#### EXERCISE GOAL
Collect all lines from the records below that include the word "phone".

#### PROVIDED RECORDS
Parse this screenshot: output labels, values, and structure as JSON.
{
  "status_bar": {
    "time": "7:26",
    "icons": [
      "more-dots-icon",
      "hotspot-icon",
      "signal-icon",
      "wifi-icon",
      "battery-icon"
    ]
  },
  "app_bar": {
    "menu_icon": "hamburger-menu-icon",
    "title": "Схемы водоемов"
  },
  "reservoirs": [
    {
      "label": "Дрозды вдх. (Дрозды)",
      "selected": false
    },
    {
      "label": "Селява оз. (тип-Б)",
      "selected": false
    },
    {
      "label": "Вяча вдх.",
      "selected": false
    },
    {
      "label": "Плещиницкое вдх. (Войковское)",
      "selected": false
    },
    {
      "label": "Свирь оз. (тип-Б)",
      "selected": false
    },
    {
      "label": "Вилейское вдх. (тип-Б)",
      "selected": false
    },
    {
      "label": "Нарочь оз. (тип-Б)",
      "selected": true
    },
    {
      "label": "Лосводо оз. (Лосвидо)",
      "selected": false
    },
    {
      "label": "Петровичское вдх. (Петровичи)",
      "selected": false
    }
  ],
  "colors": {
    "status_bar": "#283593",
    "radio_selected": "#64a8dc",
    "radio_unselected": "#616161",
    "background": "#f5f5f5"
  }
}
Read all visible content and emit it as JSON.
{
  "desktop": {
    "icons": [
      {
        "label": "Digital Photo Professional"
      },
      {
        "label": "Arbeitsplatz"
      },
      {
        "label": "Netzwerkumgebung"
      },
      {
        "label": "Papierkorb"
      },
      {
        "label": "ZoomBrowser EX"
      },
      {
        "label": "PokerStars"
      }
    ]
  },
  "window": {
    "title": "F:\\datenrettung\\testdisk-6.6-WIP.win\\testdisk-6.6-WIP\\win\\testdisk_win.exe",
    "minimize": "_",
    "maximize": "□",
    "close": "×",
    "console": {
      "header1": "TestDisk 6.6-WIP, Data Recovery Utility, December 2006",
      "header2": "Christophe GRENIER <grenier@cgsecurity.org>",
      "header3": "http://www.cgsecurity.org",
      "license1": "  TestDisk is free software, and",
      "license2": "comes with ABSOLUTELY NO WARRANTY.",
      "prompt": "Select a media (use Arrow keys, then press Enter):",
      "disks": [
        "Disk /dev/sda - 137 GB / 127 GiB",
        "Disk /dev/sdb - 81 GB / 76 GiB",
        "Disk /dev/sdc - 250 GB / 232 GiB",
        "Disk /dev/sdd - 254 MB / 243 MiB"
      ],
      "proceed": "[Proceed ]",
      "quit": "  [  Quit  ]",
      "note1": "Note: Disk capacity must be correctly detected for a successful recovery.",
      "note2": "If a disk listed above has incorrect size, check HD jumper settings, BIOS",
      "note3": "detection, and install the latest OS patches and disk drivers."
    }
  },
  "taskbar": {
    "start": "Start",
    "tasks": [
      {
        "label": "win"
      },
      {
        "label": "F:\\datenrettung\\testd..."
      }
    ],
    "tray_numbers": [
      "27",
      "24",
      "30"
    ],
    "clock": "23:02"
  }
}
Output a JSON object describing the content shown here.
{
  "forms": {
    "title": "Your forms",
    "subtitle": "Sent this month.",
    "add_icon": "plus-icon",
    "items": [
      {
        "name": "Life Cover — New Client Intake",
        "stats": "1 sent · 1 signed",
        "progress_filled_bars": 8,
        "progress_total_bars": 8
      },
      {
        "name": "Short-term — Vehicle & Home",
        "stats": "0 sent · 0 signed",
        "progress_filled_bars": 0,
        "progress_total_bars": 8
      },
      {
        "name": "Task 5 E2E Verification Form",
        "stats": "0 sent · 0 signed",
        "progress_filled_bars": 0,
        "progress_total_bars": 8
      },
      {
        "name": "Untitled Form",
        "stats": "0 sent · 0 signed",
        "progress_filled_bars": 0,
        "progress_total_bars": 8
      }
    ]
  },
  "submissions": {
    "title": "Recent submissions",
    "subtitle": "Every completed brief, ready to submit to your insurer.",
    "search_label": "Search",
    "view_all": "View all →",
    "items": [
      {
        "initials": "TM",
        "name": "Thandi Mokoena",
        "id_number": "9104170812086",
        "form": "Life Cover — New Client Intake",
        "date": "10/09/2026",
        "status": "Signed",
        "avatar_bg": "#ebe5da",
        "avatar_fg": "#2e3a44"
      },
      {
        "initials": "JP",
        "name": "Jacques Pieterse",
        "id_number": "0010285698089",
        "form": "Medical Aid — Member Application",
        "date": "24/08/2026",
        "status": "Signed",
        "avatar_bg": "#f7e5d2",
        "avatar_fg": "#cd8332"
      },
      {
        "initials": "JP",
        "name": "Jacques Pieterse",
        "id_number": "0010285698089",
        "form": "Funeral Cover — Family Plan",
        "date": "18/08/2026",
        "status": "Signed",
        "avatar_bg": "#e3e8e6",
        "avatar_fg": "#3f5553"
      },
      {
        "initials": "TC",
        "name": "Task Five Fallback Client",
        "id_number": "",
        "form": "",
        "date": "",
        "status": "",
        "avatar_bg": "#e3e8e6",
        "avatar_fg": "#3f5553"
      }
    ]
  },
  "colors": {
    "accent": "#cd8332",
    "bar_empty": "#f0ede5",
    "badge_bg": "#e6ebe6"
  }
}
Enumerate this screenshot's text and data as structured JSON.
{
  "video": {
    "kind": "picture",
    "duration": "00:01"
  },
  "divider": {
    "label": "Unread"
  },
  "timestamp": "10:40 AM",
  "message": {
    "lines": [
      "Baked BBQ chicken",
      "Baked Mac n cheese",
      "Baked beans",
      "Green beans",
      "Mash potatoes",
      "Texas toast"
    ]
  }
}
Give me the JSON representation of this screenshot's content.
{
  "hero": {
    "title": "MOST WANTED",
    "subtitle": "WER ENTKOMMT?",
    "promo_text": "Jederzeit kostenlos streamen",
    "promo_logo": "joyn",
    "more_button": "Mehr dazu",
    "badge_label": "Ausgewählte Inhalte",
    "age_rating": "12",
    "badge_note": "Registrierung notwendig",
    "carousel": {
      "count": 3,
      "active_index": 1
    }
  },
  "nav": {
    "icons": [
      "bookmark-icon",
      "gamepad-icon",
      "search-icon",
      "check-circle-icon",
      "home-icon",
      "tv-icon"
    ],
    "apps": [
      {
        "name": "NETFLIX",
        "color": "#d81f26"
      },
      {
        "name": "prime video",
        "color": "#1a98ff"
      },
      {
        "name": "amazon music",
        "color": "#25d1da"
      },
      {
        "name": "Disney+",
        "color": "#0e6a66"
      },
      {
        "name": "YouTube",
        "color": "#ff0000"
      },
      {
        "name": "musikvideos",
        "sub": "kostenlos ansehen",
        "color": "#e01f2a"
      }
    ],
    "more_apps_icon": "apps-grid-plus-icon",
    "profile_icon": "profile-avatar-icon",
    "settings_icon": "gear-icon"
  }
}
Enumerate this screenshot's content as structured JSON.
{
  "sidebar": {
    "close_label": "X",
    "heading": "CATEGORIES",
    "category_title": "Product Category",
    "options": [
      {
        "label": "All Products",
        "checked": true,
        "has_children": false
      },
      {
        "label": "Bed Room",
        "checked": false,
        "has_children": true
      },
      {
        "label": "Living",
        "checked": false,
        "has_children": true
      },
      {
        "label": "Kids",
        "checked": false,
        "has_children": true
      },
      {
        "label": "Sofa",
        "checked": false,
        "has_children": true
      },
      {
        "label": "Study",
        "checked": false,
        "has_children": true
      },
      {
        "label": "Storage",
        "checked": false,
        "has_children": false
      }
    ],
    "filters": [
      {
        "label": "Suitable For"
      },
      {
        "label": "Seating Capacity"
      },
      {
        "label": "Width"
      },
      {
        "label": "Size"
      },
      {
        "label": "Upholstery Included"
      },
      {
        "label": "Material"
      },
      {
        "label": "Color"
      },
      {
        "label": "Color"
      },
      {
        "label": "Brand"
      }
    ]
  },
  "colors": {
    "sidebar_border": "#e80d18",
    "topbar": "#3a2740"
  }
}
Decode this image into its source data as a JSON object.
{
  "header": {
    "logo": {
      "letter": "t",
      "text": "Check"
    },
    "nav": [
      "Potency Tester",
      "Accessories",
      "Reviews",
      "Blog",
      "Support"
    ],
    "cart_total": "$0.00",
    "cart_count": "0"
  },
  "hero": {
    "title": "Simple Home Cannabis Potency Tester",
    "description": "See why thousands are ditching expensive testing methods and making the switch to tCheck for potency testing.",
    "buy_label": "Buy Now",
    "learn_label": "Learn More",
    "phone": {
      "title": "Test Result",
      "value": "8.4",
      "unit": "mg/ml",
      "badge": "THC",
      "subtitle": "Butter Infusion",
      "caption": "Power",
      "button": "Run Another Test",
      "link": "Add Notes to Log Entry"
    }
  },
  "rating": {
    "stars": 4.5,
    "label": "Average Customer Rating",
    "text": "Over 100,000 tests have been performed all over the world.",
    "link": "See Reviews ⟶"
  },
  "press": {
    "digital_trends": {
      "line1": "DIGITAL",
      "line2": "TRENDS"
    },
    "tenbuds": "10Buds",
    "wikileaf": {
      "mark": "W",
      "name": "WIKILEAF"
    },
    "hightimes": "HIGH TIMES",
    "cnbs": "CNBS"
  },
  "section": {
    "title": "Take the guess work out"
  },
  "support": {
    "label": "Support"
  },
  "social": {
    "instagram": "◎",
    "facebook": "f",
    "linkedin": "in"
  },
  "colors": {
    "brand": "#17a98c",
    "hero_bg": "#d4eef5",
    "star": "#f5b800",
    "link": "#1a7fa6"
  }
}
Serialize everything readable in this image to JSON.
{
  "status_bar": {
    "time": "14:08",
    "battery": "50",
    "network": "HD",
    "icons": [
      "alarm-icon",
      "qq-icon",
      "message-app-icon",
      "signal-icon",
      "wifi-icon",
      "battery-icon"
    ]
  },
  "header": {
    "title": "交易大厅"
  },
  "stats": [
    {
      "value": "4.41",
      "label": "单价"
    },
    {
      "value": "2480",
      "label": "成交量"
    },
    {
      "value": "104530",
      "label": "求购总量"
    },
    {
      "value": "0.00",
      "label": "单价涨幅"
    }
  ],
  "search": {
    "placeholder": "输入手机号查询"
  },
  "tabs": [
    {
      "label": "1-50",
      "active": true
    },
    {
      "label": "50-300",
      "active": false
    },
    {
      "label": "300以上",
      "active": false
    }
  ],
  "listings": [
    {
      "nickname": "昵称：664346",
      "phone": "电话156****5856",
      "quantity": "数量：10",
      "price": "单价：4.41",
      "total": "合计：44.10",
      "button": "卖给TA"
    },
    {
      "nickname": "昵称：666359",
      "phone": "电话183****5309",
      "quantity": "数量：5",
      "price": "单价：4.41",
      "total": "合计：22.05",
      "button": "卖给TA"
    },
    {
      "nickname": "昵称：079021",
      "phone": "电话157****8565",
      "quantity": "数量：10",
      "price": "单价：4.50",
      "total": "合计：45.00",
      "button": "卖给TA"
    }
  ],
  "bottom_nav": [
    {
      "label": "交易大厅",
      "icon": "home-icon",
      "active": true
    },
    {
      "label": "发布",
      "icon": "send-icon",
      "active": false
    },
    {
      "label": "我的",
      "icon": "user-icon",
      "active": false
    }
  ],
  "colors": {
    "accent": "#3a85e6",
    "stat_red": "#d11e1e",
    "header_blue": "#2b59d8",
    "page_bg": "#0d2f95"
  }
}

#### WRITTEN SOLUTION
    "phone": {
      "phone": "电话156****5856",
      "phone": "电话183****5309",
      "phone": "电话157****8565",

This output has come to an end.